"A year ago I wondered if I was ever going to get another job," Linda Piper told HR Dive. "I got really lucky."
Piper took a seven-year hiatus from the workforce and now works for Johnson & Johnson in customer connectivity operations management. She is a "Re-Igniter," which means she arrived through the company's STEM, manufacturing and design returnship program.
Creating something 'special'
Johnson & Johnson launched the Re-Ignite program in 2017, realizing that for those who opt out of the workforce to raise children or serve in the miliary, for example, rejoining was a challenge. For mothers in STEM careers, 43% leave to raise their first child; only 23% of fathers do.
It began with a pilot of three candidates. When all three were eventually hired, "we realized this was pretty special," Liz Markus, the program's director told HR Dive. "It championed our progressive workplace policies," she said, and it furthers a company mission to see value in all walks of life.
In just a few short years, Re-Ignite has achieved a global reach. The program has expanded to 11 locations in four countries, including Ireland, Mexico and Puerto Rico. By the end of 2019, 40 returnees will be in the program or hired. The program boasts a 100% returnee-to-employee conversion rate.
Notably, it's not just for former Johnson & Johnson employees returning to the fold. While roughly 10% fit that definition, the other 90% come from elsewhere, Markus said. "Anyone who’s had a career break is welcome to apply." The skill areas vary as well. "Some returners are in the R&D space," said Markus; "others are in IT, engineers, process technicians and more."
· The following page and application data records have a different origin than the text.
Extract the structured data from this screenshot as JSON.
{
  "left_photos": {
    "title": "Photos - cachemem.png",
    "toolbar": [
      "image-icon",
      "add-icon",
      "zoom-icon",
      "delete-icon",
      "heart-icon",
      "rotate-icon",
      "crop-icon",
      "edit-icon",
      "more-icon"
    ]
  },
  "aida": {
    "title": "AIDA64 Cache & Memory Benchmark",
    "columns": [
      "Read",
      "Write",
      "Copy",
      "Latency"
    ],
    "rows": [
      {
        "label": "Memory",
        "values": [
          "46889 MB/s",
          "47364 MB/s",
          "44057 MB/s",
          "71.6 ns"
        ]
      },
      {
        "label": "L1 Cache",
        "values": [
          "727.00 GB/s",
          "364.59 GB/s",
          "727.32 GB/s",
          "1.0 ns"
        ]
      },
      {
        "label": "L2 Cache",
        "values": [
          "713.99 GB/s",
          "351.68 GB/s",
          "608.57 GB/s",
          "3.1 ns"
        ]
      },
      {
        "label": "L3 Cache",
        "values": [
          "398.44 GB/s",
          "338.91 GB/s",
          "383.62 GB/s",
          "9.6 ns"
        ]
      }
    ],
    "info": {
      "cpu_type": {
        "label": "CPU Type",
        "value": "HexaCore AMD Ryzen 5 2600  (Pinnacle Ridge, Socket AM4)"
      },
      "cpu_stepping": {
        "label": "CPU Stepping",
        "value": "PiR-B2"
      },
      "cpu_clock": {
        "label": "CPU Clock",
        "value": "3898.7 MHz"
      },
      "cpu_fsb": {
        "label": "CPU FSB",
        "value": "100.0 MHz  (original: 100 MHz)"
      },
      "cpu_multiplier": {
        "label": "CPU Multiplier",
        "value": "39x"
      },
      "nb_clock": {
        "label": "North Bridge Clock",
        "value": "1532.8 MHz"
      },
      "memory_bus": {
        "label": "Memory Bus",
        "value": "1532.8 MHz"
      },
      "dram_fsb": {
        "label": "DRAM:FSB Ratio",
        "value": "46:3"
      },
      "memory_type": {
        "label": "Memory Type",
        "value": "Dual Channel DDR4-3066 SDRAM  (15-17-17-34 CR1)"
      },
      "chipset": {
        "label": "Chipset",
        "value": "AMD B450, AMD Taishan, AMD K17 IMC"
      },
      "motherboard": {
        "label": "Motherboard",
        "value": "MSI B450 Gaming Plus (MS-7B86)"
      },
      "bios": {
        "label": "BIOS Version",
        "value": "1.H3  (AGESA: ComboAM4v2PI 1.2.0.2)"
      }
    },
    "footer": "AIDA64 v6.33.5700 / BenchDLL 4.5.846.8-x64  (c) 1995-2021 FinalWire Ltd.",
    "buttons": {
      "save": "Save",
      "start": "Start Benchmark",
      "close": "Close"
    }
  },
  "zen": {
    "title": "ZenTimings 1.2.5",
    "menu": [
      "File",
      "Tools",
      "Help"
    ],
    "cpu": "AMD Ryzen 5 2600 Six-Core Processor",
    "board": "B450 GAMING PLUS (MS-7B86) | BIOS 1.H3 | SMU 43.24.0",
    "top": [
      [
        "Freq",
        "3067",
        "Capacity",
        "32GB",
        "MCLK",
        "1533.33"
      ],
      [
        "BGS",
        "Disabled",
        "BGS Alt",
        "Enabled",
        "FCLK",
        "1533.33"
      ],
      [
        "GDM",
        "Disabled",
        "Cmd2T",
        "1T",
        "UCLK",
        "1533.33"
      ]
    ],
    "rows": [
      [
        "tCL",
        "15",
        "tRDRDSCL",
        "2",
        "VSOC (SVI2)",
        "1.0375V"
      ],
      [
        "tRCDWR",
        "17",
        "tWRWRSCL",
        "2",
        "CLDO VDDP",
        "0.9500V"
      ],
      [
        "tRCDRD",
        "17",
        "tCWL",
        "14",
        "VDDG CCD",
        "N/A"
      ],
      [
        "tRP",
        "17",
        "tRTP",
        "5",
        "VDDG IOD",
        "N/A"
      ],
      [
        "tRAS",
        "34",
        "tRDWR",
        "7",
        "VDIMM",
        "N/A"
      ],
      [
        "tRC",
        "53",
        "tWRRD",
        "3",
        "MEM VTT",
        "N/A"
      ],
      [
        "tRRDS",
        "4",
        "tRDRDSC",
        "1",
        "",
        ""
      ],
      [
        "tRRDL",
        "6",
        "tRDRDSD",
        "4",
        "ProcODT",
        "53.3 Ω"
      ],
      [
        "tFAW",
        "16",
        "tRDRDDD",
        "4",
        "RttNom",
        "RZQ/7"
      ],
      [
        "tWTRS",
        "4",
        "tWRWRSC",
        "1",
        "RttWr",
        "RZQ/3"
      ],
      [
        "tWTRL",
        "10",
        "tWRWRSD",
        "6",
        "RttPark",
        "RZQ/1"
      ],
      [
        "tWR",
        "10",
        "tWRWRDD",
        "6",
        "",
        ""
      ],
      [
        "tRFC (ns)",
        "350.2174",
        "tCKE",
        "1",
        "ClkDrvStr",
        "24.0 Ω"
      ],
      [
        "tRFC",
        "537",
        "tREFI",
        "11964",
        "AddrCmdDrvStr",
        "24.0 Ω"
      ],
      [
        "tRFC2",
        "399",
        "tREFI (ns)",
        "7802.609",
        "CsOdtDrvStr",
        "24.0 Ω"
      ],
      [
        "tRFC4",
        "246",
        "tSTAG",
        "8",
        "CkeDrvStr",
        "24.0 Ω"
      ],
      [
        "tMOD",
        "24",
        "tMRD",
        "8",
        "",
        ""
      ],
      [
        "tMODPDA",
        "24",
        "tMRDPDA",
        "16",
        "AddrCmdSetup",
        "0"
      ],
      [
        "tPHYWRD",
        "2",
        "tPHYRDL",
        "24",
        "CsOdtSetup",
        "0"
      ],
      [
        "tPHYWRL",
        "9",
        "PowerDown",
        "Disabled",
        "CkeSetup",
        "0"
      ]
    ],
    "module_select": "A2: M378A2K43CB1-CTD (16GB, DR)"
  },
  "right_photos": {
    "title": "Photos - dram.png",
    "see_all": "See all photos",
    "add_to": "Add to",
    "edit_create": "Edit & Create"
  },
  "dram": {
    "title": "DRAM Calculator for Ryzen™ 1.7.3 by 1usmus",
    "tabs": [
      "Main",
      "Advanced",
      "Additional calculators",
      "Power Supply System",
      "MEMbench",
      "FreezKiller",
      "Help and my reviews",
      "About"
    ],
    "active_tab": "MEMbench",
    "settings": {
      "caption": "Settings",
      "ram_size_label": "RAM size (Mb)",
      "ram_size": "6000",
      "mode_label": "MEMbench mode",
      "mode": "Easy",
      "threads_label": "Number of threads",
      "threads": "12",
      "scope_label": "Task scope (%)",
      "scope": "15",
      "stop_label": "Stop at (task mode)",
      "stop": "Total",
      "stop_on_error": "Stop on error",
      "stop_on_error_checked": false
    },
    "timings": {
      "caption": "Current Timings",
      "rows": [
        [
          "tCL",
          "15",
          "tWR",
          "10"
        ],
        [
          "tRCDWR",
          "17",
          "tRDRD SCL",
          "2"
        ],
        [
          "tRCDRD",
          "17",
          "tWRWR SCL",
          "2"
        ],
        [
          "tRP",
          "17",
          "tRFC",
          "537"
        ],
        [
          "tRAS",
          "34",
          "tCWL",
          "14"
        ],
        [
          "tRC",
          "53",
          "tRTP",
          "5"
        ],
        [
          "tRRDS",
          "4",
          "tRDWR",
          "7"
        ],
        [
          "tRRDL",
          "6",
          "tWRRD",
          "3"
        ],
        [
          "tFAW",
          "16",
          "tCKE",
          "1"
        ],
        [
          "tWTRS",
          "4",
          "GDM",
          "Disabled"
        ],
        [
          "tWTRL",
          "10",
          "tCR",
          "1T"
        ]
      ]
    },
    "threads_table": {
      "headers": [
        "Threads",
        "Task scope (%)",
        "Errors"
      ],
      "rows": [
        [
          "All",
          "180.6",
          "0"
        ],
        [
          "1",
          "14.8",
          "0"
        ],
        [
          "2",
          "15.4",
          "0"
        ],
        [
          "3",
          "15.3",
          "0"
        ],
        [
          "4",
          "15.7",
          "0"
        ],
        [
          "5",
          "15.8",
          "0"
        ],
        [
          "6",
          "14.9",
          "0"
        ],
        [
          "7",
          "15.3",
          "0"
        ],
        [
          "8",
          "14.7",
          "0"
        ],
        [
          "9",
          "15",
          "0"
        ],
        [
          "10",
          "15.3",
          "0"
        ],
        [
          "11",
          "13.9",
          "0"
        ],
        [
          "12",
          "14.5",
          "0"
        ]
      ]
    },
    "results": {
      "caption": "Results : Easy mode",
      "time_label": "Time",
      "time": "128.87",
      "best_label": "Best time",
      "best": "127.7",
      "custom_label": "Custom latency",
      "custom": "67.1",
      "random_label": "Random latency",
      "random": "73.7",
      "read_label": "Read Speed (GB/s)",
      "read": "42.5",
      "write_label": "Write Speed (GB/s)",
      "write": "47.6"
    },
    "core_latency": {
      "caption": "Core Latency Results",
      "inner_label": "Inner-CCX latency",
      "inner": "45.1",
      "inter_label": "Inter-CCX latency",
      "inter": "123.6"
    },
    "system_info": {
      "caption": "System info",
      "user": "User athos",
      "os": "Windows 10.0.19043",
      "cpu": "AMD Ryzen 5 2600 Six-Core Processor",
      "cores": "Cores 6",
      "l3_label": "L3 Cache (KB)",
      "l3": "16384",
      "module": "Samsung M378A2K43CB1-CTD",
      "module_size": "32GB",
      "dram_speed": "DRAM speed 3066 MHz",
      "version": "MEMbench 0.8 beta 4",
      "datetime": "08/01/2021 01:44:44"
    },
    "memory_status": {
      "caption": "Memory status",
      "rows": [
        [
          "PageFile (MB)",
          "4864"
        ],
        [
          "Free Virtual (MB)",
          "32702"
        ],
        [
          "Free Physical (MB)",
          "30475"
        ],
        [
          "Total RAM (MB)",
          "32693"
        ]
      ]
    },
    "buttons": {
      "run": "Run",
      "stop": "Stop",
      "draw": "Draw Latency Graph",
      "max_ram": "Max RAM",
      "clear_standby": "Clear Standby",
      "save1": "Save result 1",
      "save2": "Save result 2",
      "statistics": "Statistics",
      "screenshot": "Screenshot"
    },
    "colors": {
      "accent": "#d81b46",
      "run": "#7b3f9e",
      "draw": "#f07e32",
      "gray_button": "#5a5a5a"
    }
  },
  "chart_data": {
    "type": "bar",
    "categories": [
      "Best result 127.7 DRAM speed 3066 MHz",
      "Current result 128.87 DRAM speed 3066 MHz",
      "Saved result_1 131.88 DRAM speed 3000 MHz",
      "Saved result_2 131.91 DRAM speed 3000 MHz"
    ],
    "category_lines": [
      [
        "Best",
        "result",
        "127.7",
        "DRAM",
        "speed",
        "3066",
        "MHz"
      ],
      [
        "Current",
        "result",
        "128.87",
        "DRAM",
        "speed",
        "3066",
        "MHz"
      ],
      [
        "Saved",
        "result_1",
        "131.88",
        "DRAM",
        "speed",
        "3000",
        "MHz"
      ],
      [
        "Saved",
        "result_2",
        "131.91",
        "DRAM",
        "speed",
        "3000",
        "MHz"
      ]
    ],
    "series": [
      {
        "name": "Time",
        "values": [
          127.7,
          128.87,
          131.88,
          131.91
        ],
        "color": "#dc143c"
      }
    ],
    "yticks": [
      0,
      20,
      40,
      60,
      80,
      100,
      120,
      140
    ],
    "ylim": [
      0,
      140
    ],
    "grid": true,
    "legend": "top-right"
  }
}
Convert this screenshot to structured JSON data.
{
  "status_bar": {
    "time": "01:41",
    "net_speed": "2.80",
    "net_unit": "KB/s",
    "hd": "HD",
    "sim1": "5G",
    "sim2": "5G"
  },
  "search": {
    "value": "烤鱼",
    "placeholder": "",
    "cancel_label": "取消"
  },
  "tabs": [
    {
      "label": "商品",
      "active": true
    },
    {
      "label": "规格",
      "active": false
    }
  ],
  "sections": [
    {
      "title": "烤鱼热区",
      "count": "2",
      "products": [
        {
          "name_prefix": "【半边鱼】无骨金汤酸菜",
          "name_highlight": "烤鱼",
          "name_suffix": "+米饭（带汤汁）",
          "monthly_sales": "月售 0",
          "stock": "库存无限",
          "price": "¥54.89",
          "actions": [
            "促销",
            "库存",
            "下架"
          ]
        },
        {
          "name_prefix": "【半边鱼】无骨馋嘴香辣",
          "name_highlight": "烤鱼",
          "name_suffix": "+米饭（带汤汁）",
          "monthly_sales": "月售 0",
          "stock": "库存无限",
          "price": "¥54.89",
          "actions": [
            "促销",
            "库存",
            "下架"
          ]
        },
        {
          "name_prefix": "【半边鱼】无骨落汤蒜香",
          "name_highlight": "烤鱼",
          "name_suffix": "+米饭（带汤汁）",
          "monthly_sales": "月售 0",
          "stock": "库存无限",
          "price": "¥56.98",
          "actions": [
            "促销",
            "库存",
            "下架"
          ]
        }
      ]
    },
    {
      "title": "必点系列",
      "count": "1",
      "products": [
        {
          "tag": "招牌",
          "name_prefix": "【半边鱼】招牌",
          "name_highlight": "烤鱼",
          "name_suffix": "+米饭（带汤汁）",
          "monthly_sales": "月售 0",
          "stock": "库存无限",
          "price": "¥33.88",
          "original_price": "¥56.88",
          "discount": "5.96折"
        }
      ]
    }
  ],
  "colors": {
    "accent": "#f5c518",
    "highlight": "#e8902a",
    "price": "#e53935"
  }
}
And rather than bring returners into a separate training program, Re-Ignite is an immersive program. "We’re focused on returners demonstrating success through projects," said Markus. "We don’t want them to be taken out of the role to do training." They’re immersed and part of the team from day one, she added, and they have access to "buddies" for extra assistance.
Re-Ignite may still be in its infancy, but Markus said it has an army of passionate and dedicated employees: "As we see it growing and awareness is spreading, hiring managers are coming to me to participate. It’s a great fit for how we do business."
It appears to be a great fit for employees, too. "It’s about being agile and doing what’s right for the hiring manager and the returner," Markus continued. "We’re getting great hires for [Johnson & Johnson] and helping people get back to work."
Piper agreed that both parties seem to be deriving significant benefit. The company, she said, "has given me an opportunity to take the hardship I was experiencing and turn it into success for myself and others."